Sequim’s Doug Brundage, 62, recently hit the centennial mark for giving.
On Nov. 8, he gave his 100th pint of blood through Bloodworks Northwest at a mobile center inside First Baptist Church of Sequim.
“I’ve always done it out of principle,” Brundage said. “It’s an important thing to do.”
Brundage remembers first donating back in college at Western Washington University in Bellingham in 1977, but the urge to continue donating began in 1986 when a coworker was diagnosed with leukemia. Fellow staffers Hal Woods and Don Denny organized the blood drive in the coworker’s honor, Brundage said, and the tradition continued at their work, the Washington School Information Processing Cooperative.
Brundage never stopped either, even after retiring seven years ago.
He remembers one of his coworkers, Patti Skomesa, had at the time nine or 10 gallons donated by the time the blood drive started.
“I thought it was an honorable thing to do,” Brundage said.
In Sequim, he schedules himself online through Bloodworks when he’s eligible to give, or about every two months.
“I just think of it like a pinch,” Brundage said of the needle. “It’s not that big of a deal.”
He typically brings a movie to watch on his iPad.
Brundage is also one of the rarer donors in the U.S. with AB+ blood type that makes up about 2.5 percent of the population.
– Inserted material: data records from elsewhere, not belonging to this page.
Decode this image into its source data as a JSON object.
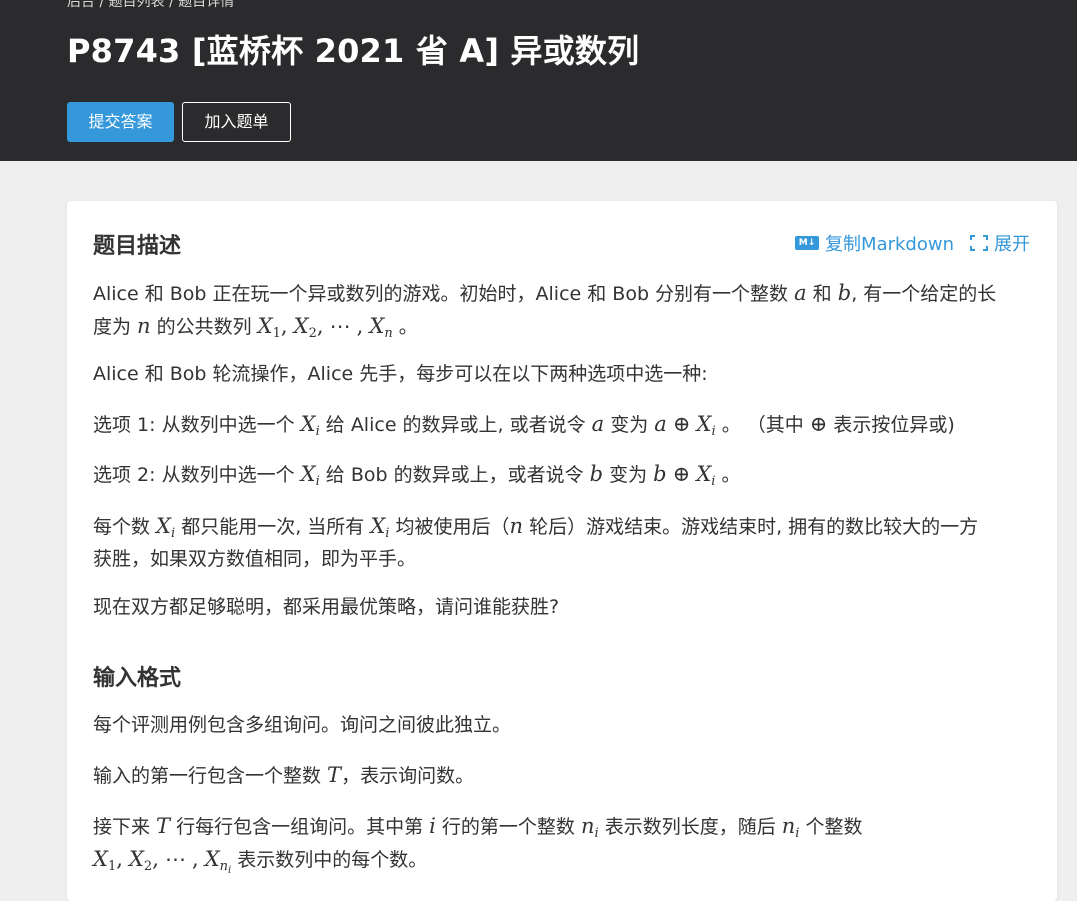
{
  "header": {
    "breadcrumb": "后台 / 题目列表 / 题目详情",
    "title": "P8743 [蓝桥杯 2021 省 A] 异或数列",
    "submit_label": "提交答案",
    "add_label": "加入题单"
  },
  "toolbar": {
    "copy_markdown": "复制Markdown",
    "expand": "展开",
    "md_icon_text": "M↓"
  },
  "description": {
    "heading": "题目描述",
    "p1": {
      "t1": "Alice 和 Bob 正在玩一个异或数列的游戏。初始时，Alice 和 Bob 分别有一个整数 ",
      "a": "a",
      "t2": " 和 ",
      "b": "b",
      "t3": ", 有一个给定的长",
      "t4": "度为 ",
      "n": "n",
      "t5": " 的公共数列 ",
      "seq": "X₁, X₂, ⋯ , Xₙ",
      "t6": " 。"
    },
    "p2": "Alice 和 Bob 轮流操作，Alice 先手，每步可以在以下两种选项中选一种:",
    "p3": {
      "t1": "选项 1: 从数列中选一个 ",
      "t2": " 给 Alice 的数异或上, 或者说令 ",
      "t3": " 变为 ",
      "t4": " 。 （其中 ",
      "t5": " 表示按位异或)"
    },
    "p4": {
      "t1": "选项 2: 从数列中选一个 ",
      "t2": " 给 Bob 的数异或上，或者说令 ",
      "t3": " 变为 ",
      "t4": " 。"
    },
    "p5": {
      "t1": "每个数 ",
      "t2": " 都只能用一次, 当所有 ",
      "t3": " 均被使用后（",
      "t4": " 轮后）游戏结束。游戏结束时, 拥有的数比较大的一方",
      "t5": "获胜，如果双方数值相同，即为平手。"
    },
    "p6": "现在双方都足够聪明，都采用最优策略，请问谁能获胜?"
  },
  "input_format": {
    "heading": "输入格式",
    "p1": "每个评测用例包含多组询问。询问之间彼此独立。",
    "p2": {
      "t1": "输入的第一行包含一个整数 ",
      "t2": "，表示询问数。"
    },
    "p3": {
      "t1": "接下来 ",
      "t2": " 行每行包含一组询问。其中第 ",
      "t3": " 行的第一个整数 ",
      "t4": " 表示数列长度，随后 ",
      "t5": " 个整数",
      "t6": " 表示数列中的每个数。"
    }
  },
  "math": {
    "X": "X",
    "i": "i",
    "a": "a",
    "b": "b",
    "n": "n",
    "T": "T",
    "oplus": "⊕",
    "one": "1",
    "two": "2",
    "dots": "⋯",
    "comma": ",",
    "sub_n": "n"
  }
}
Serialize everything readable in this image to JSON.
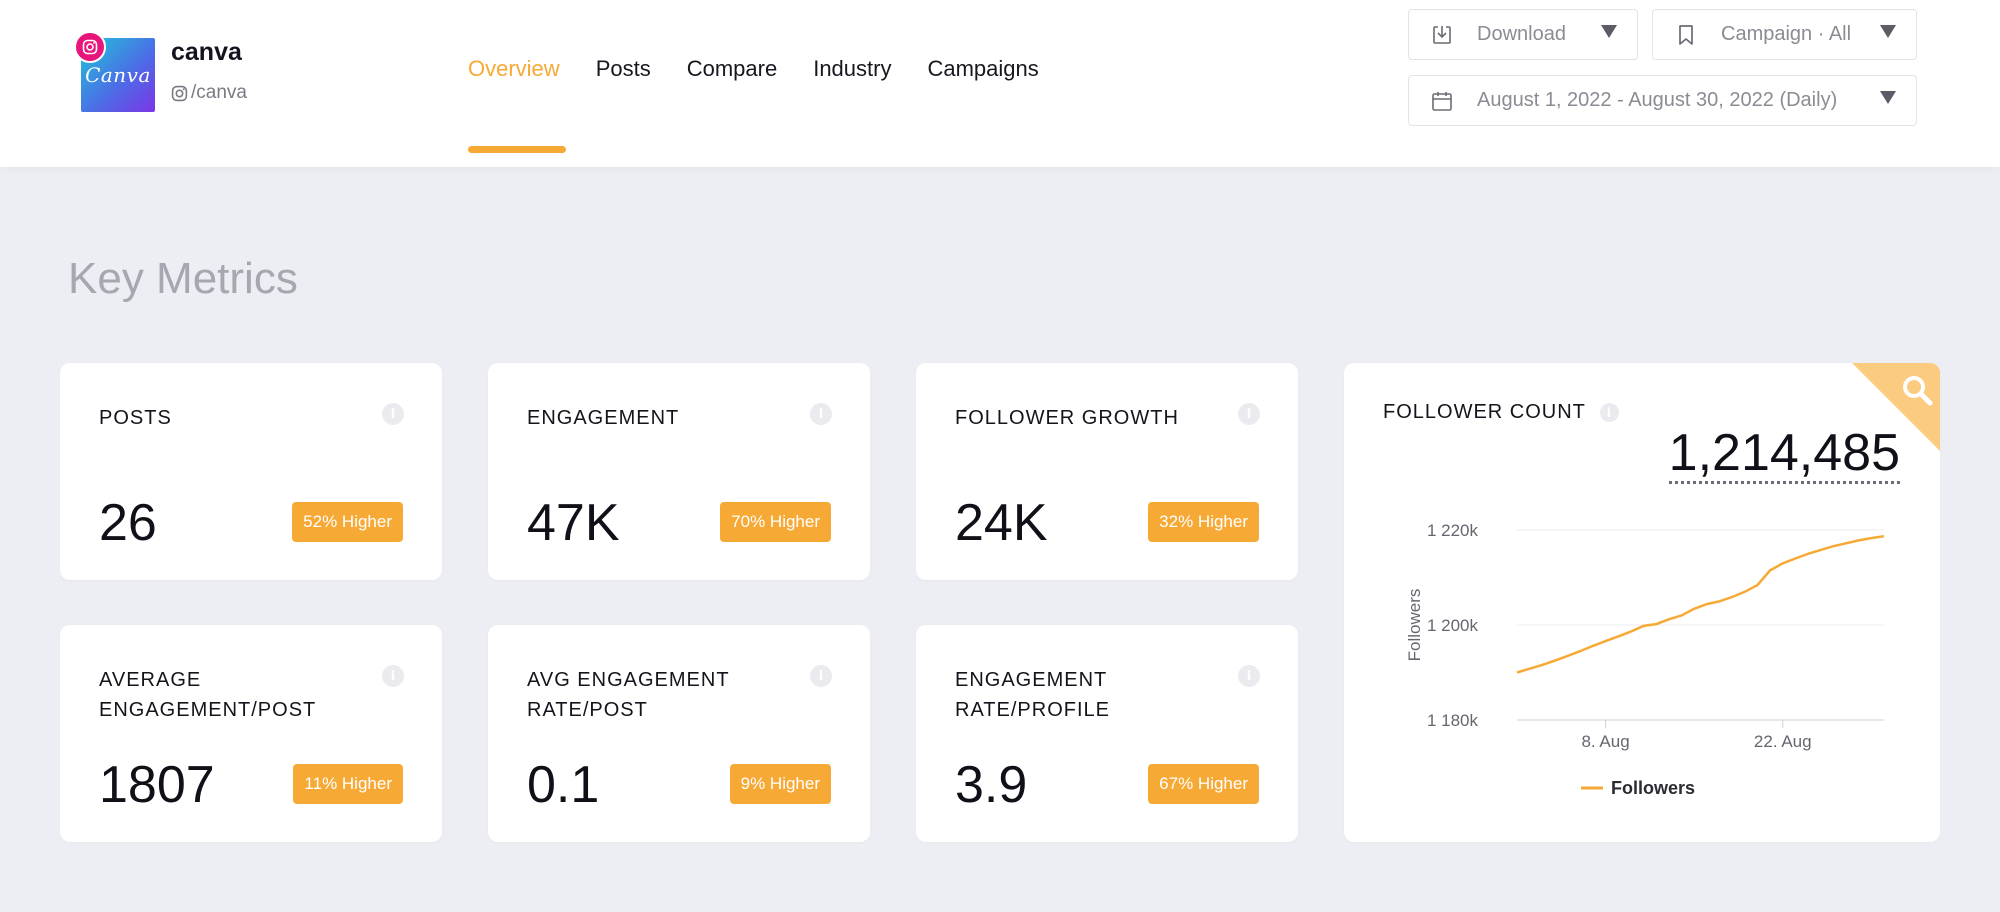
{
  "profile": {
    "name": "canva",
    "handle": "/canva",
    "logo_text": "Canva",
    "platform_icon": "instagram-icon"
  },
  "nav": {
    "items": [
      {
        "label": "Overview",
        "active": true
      },
      {
        "label": "Posts",
        "active": false
      },
      {
        "label": "Compare",
        "active": false
      },
      {
        "label": "Industry",
        "active": false
      },
      {
        "label": "Campaigns",
        "active": false
      }
    ]
  },
  "controls": {
    "download_label": "Download",
    "campaign_label": "Campaign · All",
    "date_range_label": "August 1, 2022 - August 30, 2022 (Daily)"
  },
  "section_title": "Key Metrics",
  "metrics": [
    {
      "title": "POSTS",
      "value": "26",
      "badge": "52% Higher"
    },
    {
      "title": "ENGAGEMENT",
      "value": "47K",
      "badge": "70% Higher"
    },
    {
      "title": "FOLLOWER GROWTH",
      "value": "24K",
      "badge": "32% Higher"
    },
    {
      "title": "AVERAGE ENGAGEMENT/POST",
      "value": "1807",
      "badge": "11% Higher"
    },
    {
      "title": "AVG ENGAGEMENT RATE/POST",
      "value": "0.1",
      "badge": "9% Higher"
    },
    {
      "title": "ENGAGEMENT RATE/PROFILE",
      "value": "3.9",
      "badge": "67% Higher"
    }
  ],
  "follower_card": {
    "title": "FOLLOWER COUNT",
    "value": "1,214,485"
  },
  "chart_data": {
    "type": "line",
    "ylabel": "Followers",
    "y_ticks": [
      "1 180k",
      "1 200k",
      "1 220k"
    ],
    "x_ticks": [
      "8. Aug",
      "22. Aug"
    ],
    "ylim": [
      1180000,
      1220000
    ],
    "grid": true,
    "legend": "bottom-center",
    "color": "#f7a935",
    "series": [
      {
        "name": "Followers",
        "x": [
          "Aug 1",
          "Aug 2",
          "Aug 3",
          "Aug 4",
          "Aug 5",
          "Aug 6",
          "Aug 7",
          "Aug 8",
          "Aug 9",
          "Aug 10",
          "Aug 11",
          "Aug 12",
          "Aug 13",
          "Aug 14",
          "Aug 15",
          "Aug 16",
          "Aug 17",
          "Aug 18",
          "Aug 19",
          "Aug 20",
          "Aug 21",
          "Aug 22",
          "Aug 23",
          "Aug 24",
          "Aug 25",
          "Aug 26",
          "Aug 27",
          "Aug 28",
          "Aug 29",
          "Aug 30"
        ],
        "values": [
          1190000,
          1190800,
          1191600,
          1192500,
          1193500,
          1194500,
          1195600,
          1196600,
          1197600,
          1198600,
          1199800,
          1200200,
          1201200,
          1202000,
          1203400,
          1204400,
          1205000,
          1205900,
          1207000,
          1208400,
          1211500,
          1213000,
          1214000,
          1215000,
          1215800,
          1216600,
          1217200,
          1217800,
          1218300,
          1218700
        ]
      }
    ]
  }
}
If needed, he could receive blood from anyone.
One of the highlights of his giving was learning that his blood went once to research at the Fred Hutchinson Cancer Research Center.
Bloodworks Northwest’s website states that it supplies blood to more than 90 hospitals in the Pacific Northwest.
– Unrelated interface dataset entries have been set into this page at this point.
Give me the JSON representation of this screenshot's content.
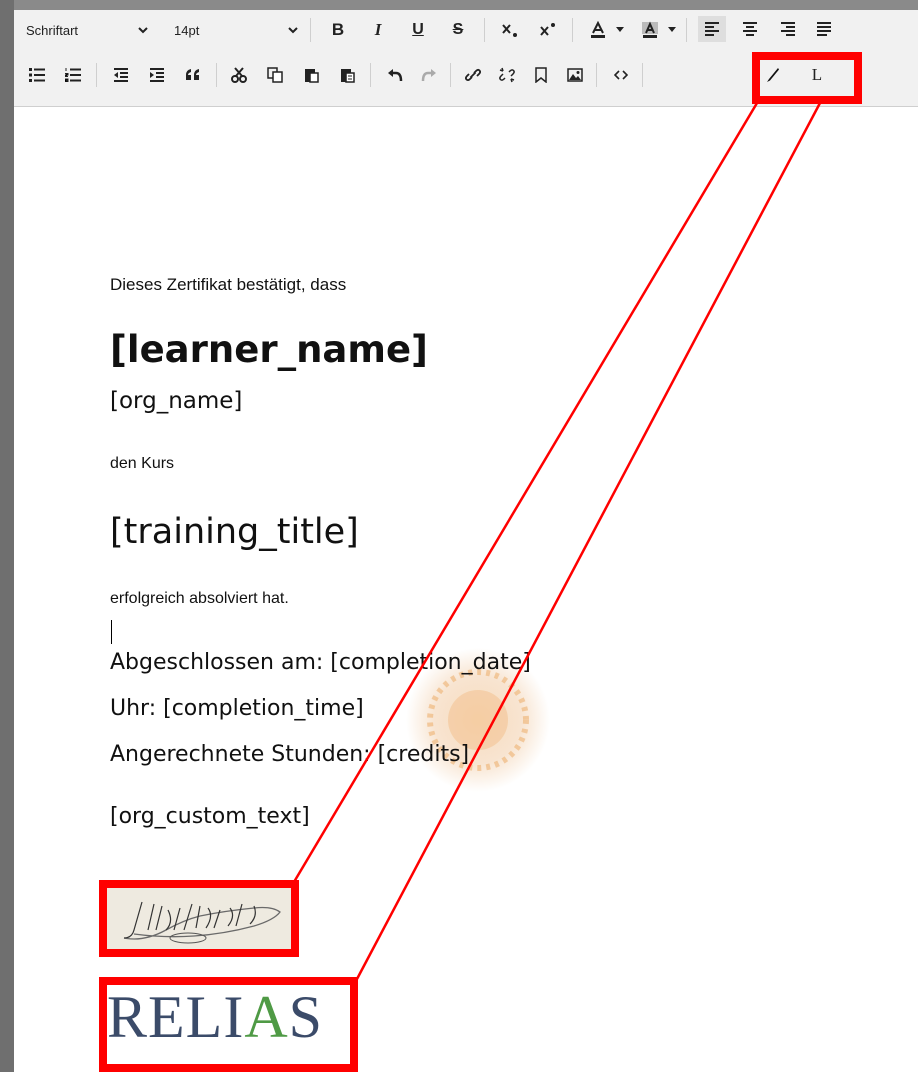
{
  "toolbar": {
    "font_label": "Schriftart",
    "font_size": "14pt",
    "bold": "B",
    "italic": "I",
    "underline": "U",
    "strike": "S",
    "insert_letter": "L"
  },
  "document": {
    "intro": "Dieses Zertifikat bestätigt, dass",
    "learner": "[learner_name]",
    "org": "[org_name]",
    "course_label": "den Kurs",
    "title": "[training_title]",
    "completed": "erfolgreich absolviert hat.",
    "date_line": "Abgeschlossen am: [completion_date]",
    "time_line": "Uhr: [completion_time]",
    "credits_line": "Angerechnete Stunden: [credits]",
    "custom": "[org_custom_text]",
    "signature_text": "John Hancock",
    "logo_parts": [
      "RELI",
      "A",
      "S"
    ]
  },
  "colors": {
    "highlight": "#ff0000",
    "logo_blue": "#3b4b69",
    "logo_green": "#4f9a45",
    "stamp": "#e8a050"
  }
}
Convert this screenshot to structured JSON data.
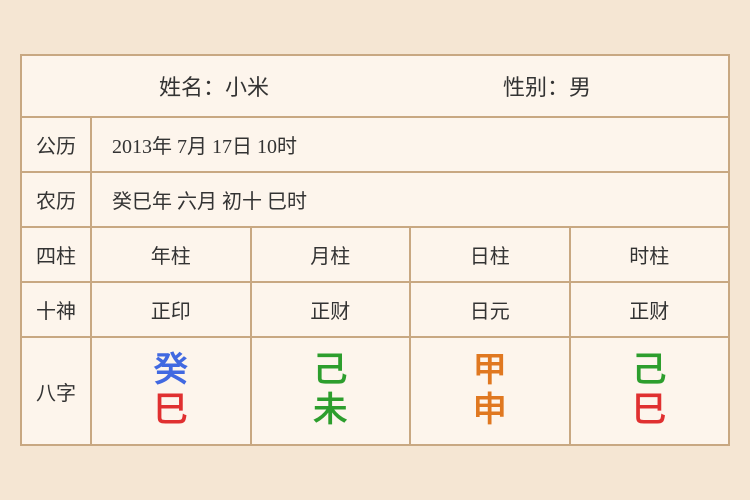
{
  "header": {
    "name_label": "姓名：小米",
    "gender_label": "性别：男"
  },
  "solar": {
    "label": "公历",
    "value": "2013年 7月 17日 10时"
  },
  "lunar": {
    "label": "农历",
    "value": "癸巳年 六月 初十 巳时"
  },
  "four_pillars": {
    "row_label": "四柱",
    "columns": [
      "年柱",
      "月柱",
      "日柱",
      "时柱"
    ]
  },
  "ten_gods": {
    "row_label": "十神",
    "columns": [
      "正印",
      "正财",
      "日元",
      "正财"
    ]
  },
  "bazi": {
    "row_label": "八字",
    "columns": [
      {
        "top": "癸",
        "bottom": "巳",
        "top_color": "blue",
        "bottom_color": "red"
      },
      {
        "top": "己",
        "bottom": "未",
        "top_color": "green",
        "bottom_color": "green"
      },
      {
        "top": "甲",
        "bottom": "申",
        "top_color": "orange",
        "bottom_color": "orange"
      },
      {
        "top": "己",
        "bottom": "巳",
        "top_color": "green",
        "bottom_color": "red"
      }
    ]
  }
}
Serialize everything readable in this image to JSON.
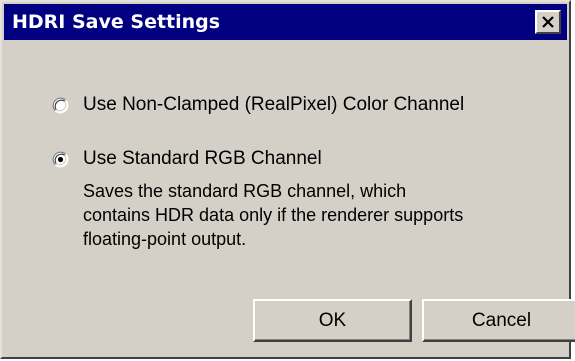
{
  "dialog": {
    "title": "HDRI Save Settings",
    "close_icon": "close-icon"
  },
  "options": [
    {
      "label": "Use Non-Clamped (RealPixel) Color Channel",
      "selected": false
    },
    {
      "label": "Use Standard RGB Channel",
      "selected": true
    }
  ],
  "description": {
    "lines": [
      "Saves the standard RGB channel, which",
      "contains HDR data only if the renderer supports",
      "floating-point output."
    ]
  },
  "buttons": {
    "ok": "OK",
    "cancel": "Cancel"
  }
}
For Brundage’s 100th pint, coworker Gigi Marunde from Sequim Community Church, surprised him with balloons and a sign.
Donors like Brundage and Marunde aren’t paid for blood donations from Bloodworks Northwest, formerly known as Puget Sound Blood Center, a nonprofit.
In Washington state, people 18 and older can donate, and minors of ages 16 and 17 can donate with permission from a parent or guardian.
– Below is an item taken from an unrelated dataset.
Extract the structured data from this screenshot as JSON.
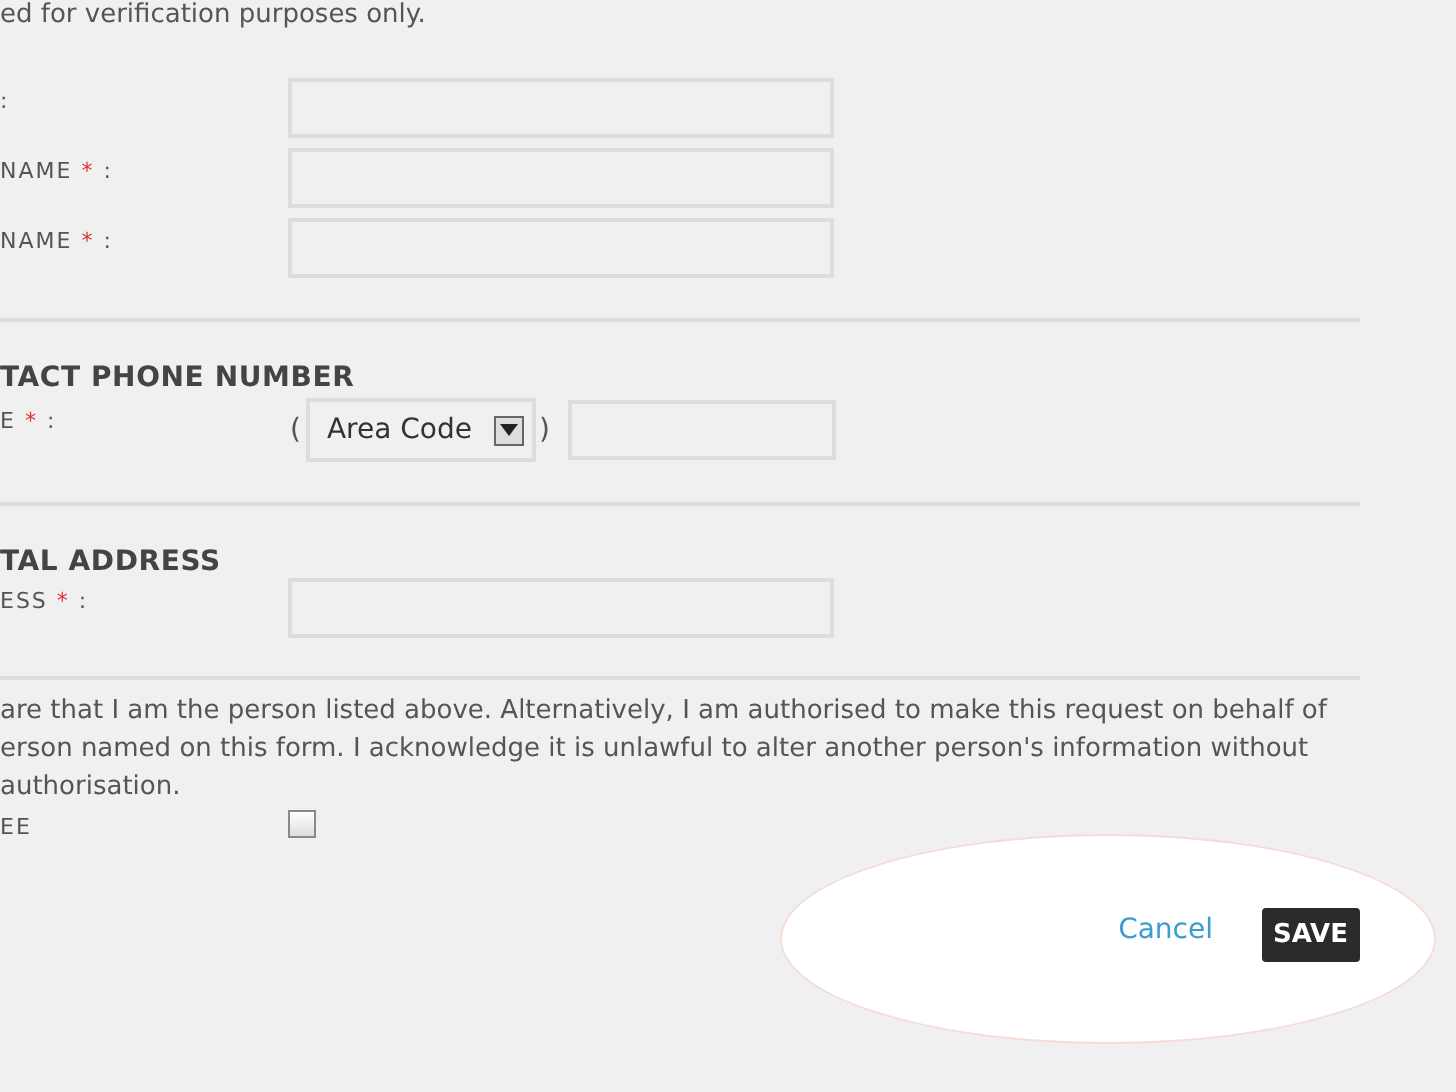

How frequent you can donate depends on the type of donation, such as a whole blood donations every 56 days or plasma every 28 days, or up to 13 times a year.
Also, depending on the type of donation, it can take less than an hour (whole blood donation) or up to 120 minutes for other types. About one pint is taken for each donation.
In the Sequim area, the next scheduled donation sites include: the Sequim Elks Lodge, 143 Port Williams Road, from 9 a.m.-3 p.m. Wednesday, Nov. 14; Sequim Safeway, 680 W. Washington St., from 9 a.m.-3 p.m. Friday, Nov. 23; and Clallam County PUD, 104 Hooker Road, from 9 a.m.-3 p.m. Tuesday, Nov. 27.
For more information, visit bloodworksnw.org, or contact firstname.lastname@example.org or 1-800-366-2831.